On any given day, you might walk down the road as see a Chihuahua, a Labrador, or some kind of Bulldog mix. It seems as if the same kinds of animals are easily accessible in the United States, while other areas of the world have a vast variety. In the true diversity-loving American spirit, let’s discuss some of the rarest dog breeds in the world!
Rare Dog Breeds
Finnish Spitz: The ruddy fur of this beauty resembles that of a shrewd fox. Finnish Spitz dogs were once bred as hunters of unique animals from grouse to moose, and are active enthusiastic dogs. Their melodious howling has also won them the title of “king of the barkers.”
Norwegian Lundehund: The national dog of Norway is still relatively uncommon in the rest of their world. They are distinguished for their quick adaptability as Puffin-hunters, as well as certain unique physical characteristics. For example, the Lundehund has no less than six toes on each foot, can move his ears independently of each other, and can bend his head back to touch the tailbone.
Tibetan Mastiff: One of the more fearsome dogs, this large, hairy breed is a valued guard dog in his native Tibet. Their unique qualities also make them one of the most expensive breeds ever purchase, at $1.5 million!
Mudi: No, this name does not come from the breed’s love of dirt. It is a herding dog from Hungary, who is known for his vibrant health, sharp intelligence and athleticism. Mudis enjoy playing and going on lengthy excursions, and are best matched with an active family. The Kuvasz is another rare Hungarian guard/herding dog that was once on the brink of extinction.
Otterhound: As the name suggests, these dogs were once used as otter hunters in old England (when that was an acceptable sport), and are skilled swimmers with water-resistant coats. An incredibly rare breed, there are only about 1,000 Otterhounds that are known to exist.
Peruvian Inca Orchid/Peruvian Hairless: This ancient hairless dog breed has been found painted material excavated from the Inca Empire. These speedy runners are aloof with strangers, and loyal to their families, and they are most common in Peru.

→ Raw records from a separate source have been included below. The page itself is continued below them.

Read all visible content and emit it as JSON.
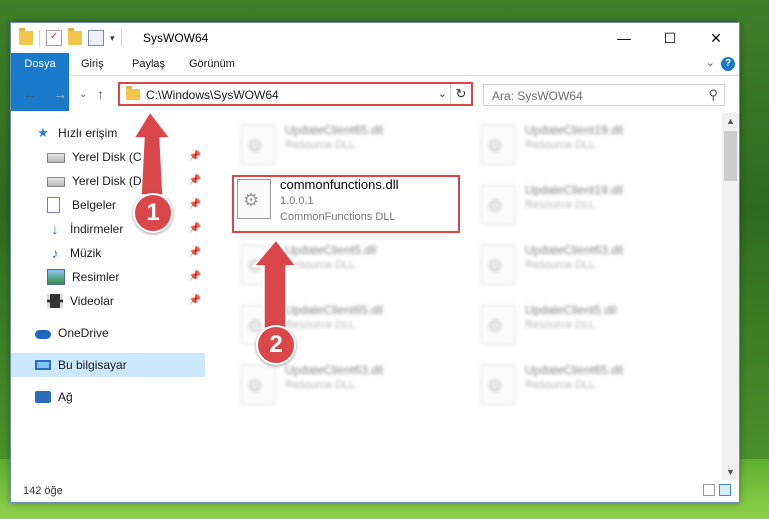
{
  "window": {
    "title": "SysWOW64",
    "controls": {
      "minimize": "—",
      "maximize": "☐",
      "close": "✕"
    }
  },
  "ribbon": {
    "tabs": [
      "Dosya",
      "Giriş",
      "Paylaş",
      "Görünüm"
    ],
    "help": "?"
  },
  "address": {
    "path": "C:\\Windows\\SysWOW64",
    "search_placeholder": "Ara: SysWOW64"
  },
  "sidebar": {
    "quick_access": "Hızlı erişim",
    "items": [
      {
        "label": "Yerel Disk (C:)",
        "icon": "drive-icon",
        "pinned": true
      },
      {
        "label": "Yerel Disk (D:)",
        "icon": "drive-icon",
        "pinned": true
      },
      {
        "label": "Belgeler",
        "icon": "documents-icon",
        "pinned": true
      },
      {
        "label": "İndirmeler",
        "icon": "downloads-icon",
        "pinned": true
      },
      {
        "label": "Müzik",
        "icon": "music-icon",
        "pinned": true
      },
      {
        "label": "Resimler",
        "icon": "pictures-icon",
        "pinned": true
      },
      {
        "label": "Videolar",
        "icon": "videos-icon",
        "pinned": true
      }
    ],
    "onedrive": "OneDrive",
    "this_pc": "Bu bilgisayar",
    "network": "Ağ"
  },
  "files": {
    "focused": {
      "name": "commonfunctions.dll",
      "version": "1.0.0.1",
      "description": "CommonFunctions DLL"
    },
    "blurred": [
      {
        "name": "UpdateClient65.dll",
        "desc": "Resource DLL"
      },
      {
        "name": "UpdateClient19.dll",
        "desc": "Resource DLL"
      },
      {
        "name": "UpdateClient19.dll",
        "desc": "Resource DLL"
      },
      {
        "name": "UpdateClient5.dll",
        "desc": "Resource DLL"
      },
      {
        "name": "UpdateClient63.dll",
        "desc": "Resource DLL"
      },
      {
        "name": "UpdateClient65.dll",
        "desc": "Resource DLL"
      },
      {
        "name": "UpdateClient5.dll",
        "desc": "Resource DLL"
      },
      {
        "name": "UpdateClient63.dll",
        "desc": "Resource DLL"
      },
      {
        "name": "UpdateClient65.dll",
        "desc": "Resource DLL"
      }
    ]
  },
  "status": {
    "count": "142 öğe"
  },
  "annotations": {
    "step1": "1",
    "step2": "2",
    "color": "#d9474a"
  }
}
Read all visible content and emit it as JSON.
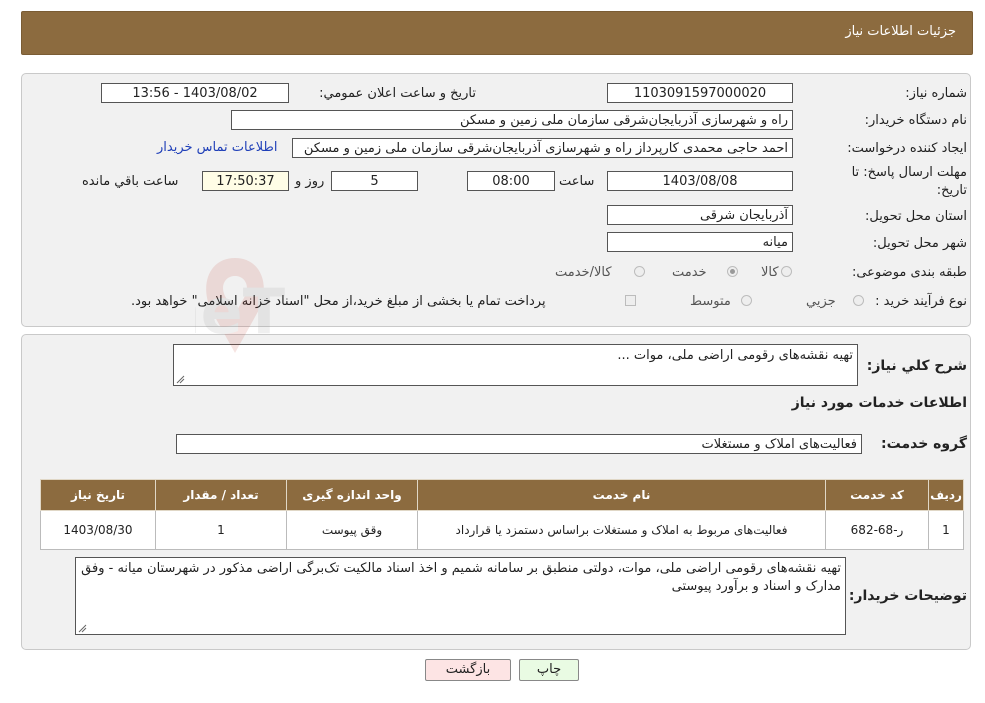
{
  "header": {
    "title": "جزئیات اطلاعات نیاز"
  },
  "form": {
    "need_number": {
      "label": "شماره نیاز:",
      "value": "1103091597000020"
    },
    "announce": {
      "label": "تاریخ و ساعت اعلان عمومي:",
      "value": "1403/08/02 - 13:56"
    },
    "buyer_org": {
      "label": "نام دستگاه خريدار:",
      "value": "راه و شهرسازی آذربایجان‌شرقی   سازمان ملی زمین و مسکن"
    },
    "creator": {
      "label": "ايجاد کننده درخواست:",
      "value": "احمد حاجی محمدی کارپرداز راه و شهرسازی آذربایجان‌شرقی   سازمان ملی زمین و مسکن",
      "contact_link": "اطلاعات تماس خريدار"
    },
    "deadline": {
      "label_line1": "مهلت ارسال پاسخ: تا",
      "label_line2": "تاریخ:",
      "date": "1403/08/08",
      "time_label": "ساعت",
      "time": "08:00",
      "days": "5",
      "days_label": "روز و",
      "remaining": "17:50:37",
      "remaining_label": "ساعت باقي مانده"
    },
    "province": {
      "label": "استان محل تحويل:",
      "value": "آذربایجان شرقی"
    },
    "city": {
      "label": "شهر محل تحويل:",
      "value": "میانه"
    },
    "category": {
      "label": "طبقه بندی موضوعی:",
      "options": [
        {
          "label": "کالا",
          "selected": false
        },
        {
          "label": "خدمت",
          "selected": true
        },
        {
          "label": "کالا/خدمت",
          "selected": false
        }
      ]
    },
    "process": {
      "label": "نوع فرآيند خريد :",
      "options": [
        {
          "label": "جزيي",
          "selected": false
        },
        {
          "label": "متوسط",
          "selected": false
        }
      ],
      "payment_note": "پرداخت تمام يا بخشی از مبلغ خريد،از محل \"اسناد خزانه اسلامی\" خواهد بود."
    }
  },
  "details": {
    "summary": {
      "label": "شرح کلي نياز:",
      "value": "تهیه نقشه‌های رقومی اراضی ملی، موات ..."
    },
    "services_title": "اطلاعات خدمات مورد نياز",
    "service_group": {
      "label": "گروه خدمت:",
      "value": "فعالیت‌های  املاک و مستغلات"
    },
    "table": {
      "headers": [
        "رديف",
        "کد خدمت",
        "نام خدمت",
        "واحد اندازه گيری",
        "تعداد / مقدار",
        "تاريخ نياز"
      ],
      "rows": [
        [
          "1",
          "ر-68-682",
          "فعالیت‌های مربوط به املاک و مستغلات براساس دستمزد یا قرارداد",
          "وقق پیوست",
          "1",
          "1403/08/30"
        ]
      ]
    },
    "buyer_notes": {
      "label": "توضيحات خريدار:",
      "value": "تهیه نقشه‌های رقومی اراضی ملی، موات، دولتی منطبق بر سامانه شمیم و اخذ اسناد مالکیت تک‌برگی اراضی مذکور در شهرستان میانه - وفق مدارک و اسناد و برآورد پیوستی"
    }
  },
  "buttons": {
    "print": "چاپ",
    "back": "بازگشت"
  },
  "watermark": {
    "text": "AriaTender.neT"
  }
}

Aidi: The Aidi dogs are highly skilled trackers that originate from the Berber tribes of the Moroccan mountains. They are working dogs, enjoying tasks such as guarding, herding, and running. Though they can be a lot to handle, these dogs do make excellent family pets.
Kishu: These white dogs can attribute their rarity to the fact that it is illegal to export this breed out of their native country, Japan. These loyal dogs are prized as courageous big game hunters, and can move as stealthily as a wild cat.
Czechoslovakian Vlcak: Descended from wolves and German Shepherds, this stunning breed was bred for intelligence and longevity. They are natural leaders, hard workers with abundant energy, requiring frequent exercise from their owners.
Carolina Dog: Considered one of the oldest dogs of the United States, this hound (otherwise known as the American Dingo) almost looks like a cross between a lab and a German Shepherd. Wild cousins of these dogs can still be found running free in the Appalachian area.
Eurasier: These dogs are wooly little spitz dogs (cross bred from Chow Chows, Samoyeds, and Wolfspitz dogs) that hail from Germany. They are watchful, wary of strangers, but eager to spend time with their families and receive affection.
Kooikerhondje: This uncommon breed is a Dutch spaniel dog whose original purpose was to be a hunting companion in pursuit of waterfowl. When WWII past, the Kooikerhondje dogs would have gone extinct, had it not be for a few devoted breeders. These cheerful pups have lately been recognized by breed clubs across the globe.
There are surprisingly a long list of peculiar dogs that most people have never heard of. Here are more of the world’s rarest dog breeds:
- Bedlington Terrier
- New Guinea Singing Dog
- Fila Brasileiro
- Boykin Spaniel
- Pharaoh Hound
- Catahoula Leopard Dog
- Berger Picard
- Swedish Vallhund
- Griffon Nivernais
- Lagotto Romgnolo
- Estrela Mountain Dog